*** Block opens ***
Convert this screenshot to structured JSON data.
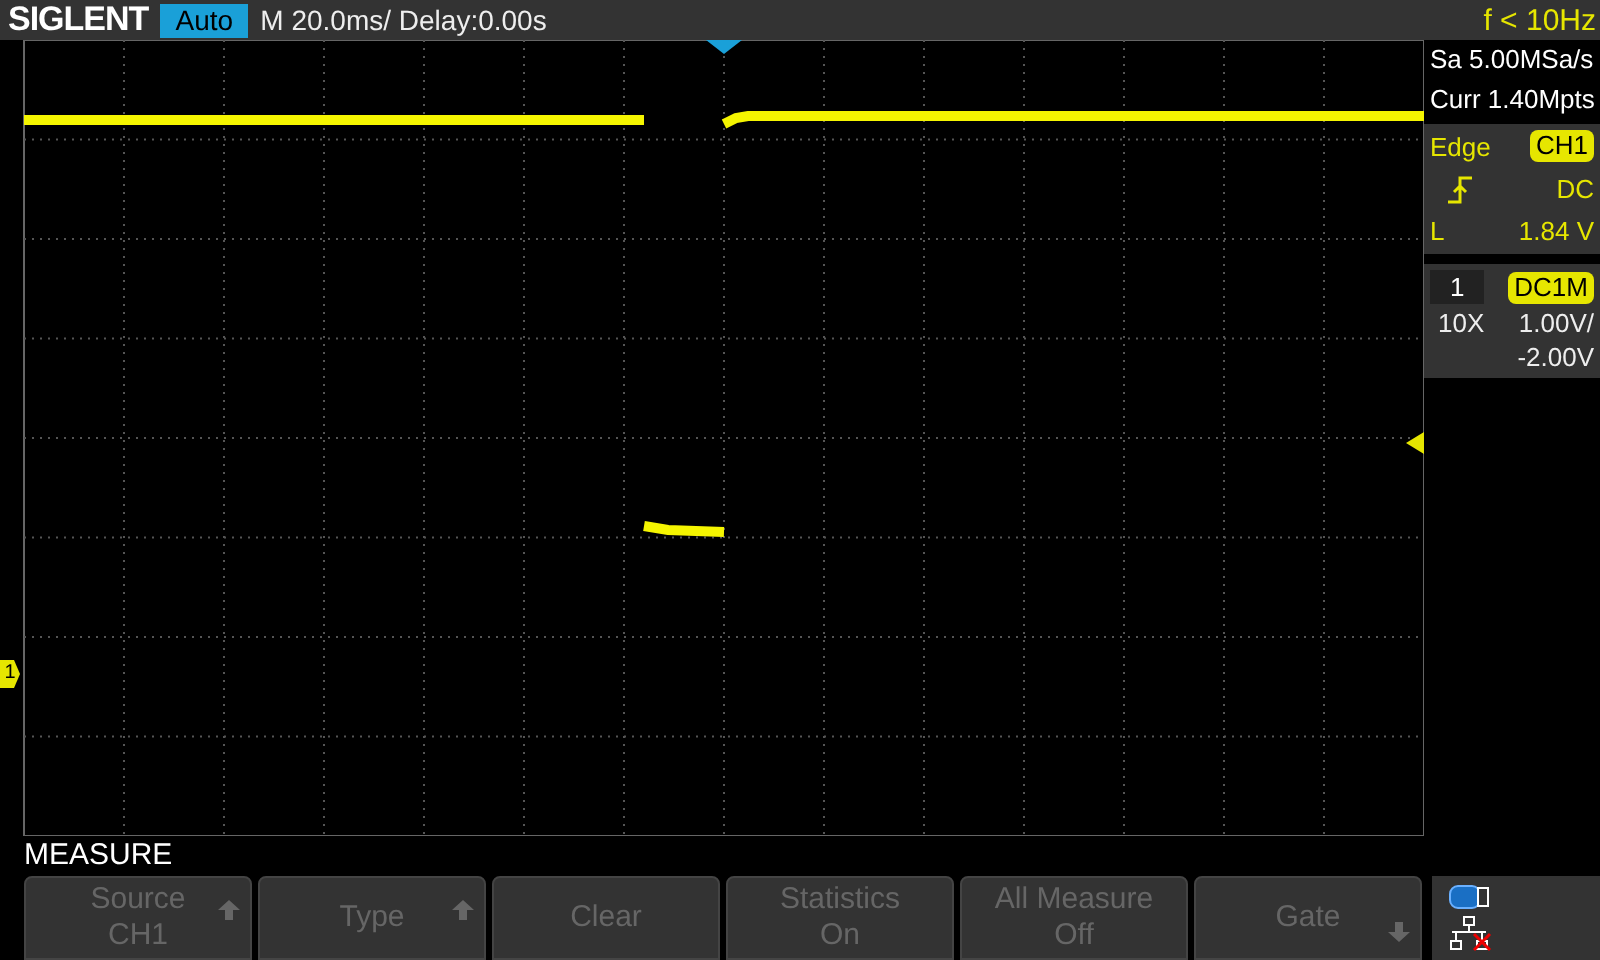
{
  "top_bar": {
    "logo": "SIGLENT",
    "run_mode": "Auto",
    "timebase": "M 20.0ms/ Delay:0.00s",
    "frequency": "f < 10Hz"
  },
  "plot": {
    "channel_marker": "1"
  },
  "info": {
    "sample_rate": "Sa 5.00MSa/s",
    "memory_depth": "Curr 1.40Mpts"
  },
  "trigger": {
    "type": "Edge",
    "source": "CH1",
    "coupling": "DC",
    "level_label": "L",
    "level": "1.84 V"
  },
  "channel": {
    "number": "1",
    "coupling": "DC1M",
    "probe": "10X",
    "scale": "1.00V/",
    "offset": "-2.00V"
  },
  "menu": {
    "title": "MEASURE",
    "softkeys": [
      {
        "label": "Source",
        "value": "CH1",
        "kind": "up"
      },
      {
        "label": "Type",
        "kind": "up"
      },
      {
        "label": "Clear",
        "kind": "plain"
      },
      {
        "label": "Statistics",
        "value": "On",
        "kind": "plain"
      },
      {
        "label": "All Measure",
        "value": "Off",
        "kind": "plain"
      },
      {
        "label": "Gate",
        "kind": "down"
      }
    ]
  }
}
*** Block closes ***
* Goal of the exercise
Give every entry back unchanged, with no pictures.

* Answer section
Convert this screenshot to structured JSON data.
{
  "top_bar": {
    "logo": "SIGLENT",
    "run_mode": "Auto",
    "timebase": "M 20.0ms/ Delay:0.00s",
    "frequency": "f < 10Hz"
  },
  "plot": {
    "channel_marker": "1"
  },
  "info": {
    "sample_rate": "Sa 5.00MSa/s",
    "memory_depth": "Curr 1.40Mpts"
  },
  "trigger": {
    "type": "Edge",
    "source": "CH1",
    "coupling": "DC",
    "level_label": "L",
    "level": "1.84 V"
  },
  "channel": {
    "number": "1",
    "coupling": "DC1M",
    "probe": "10X",
    "scale": "1.00V/",
    "offset": "-2.00V"
  },
  "menu": {
    "title": "MEASURE",
    "softkeys": [
      {
        "label": "Source",
        "value": "CH1",
        "kind": "up"
      },
      {
        "label": "Type",
        "kind": "up"
      },
      {
        "label": "Clear",
        "kind": "plain"
      },
      {
        "label": "Statistics",
        "value": "On",
        "kind": "plain"
      },
      {
        "label": "All Measure",
        "value": "Off",
        "kind": "plain"
      },
      {
        "label": "Gate",
        "kind": "down"
      }
    ]
  }
}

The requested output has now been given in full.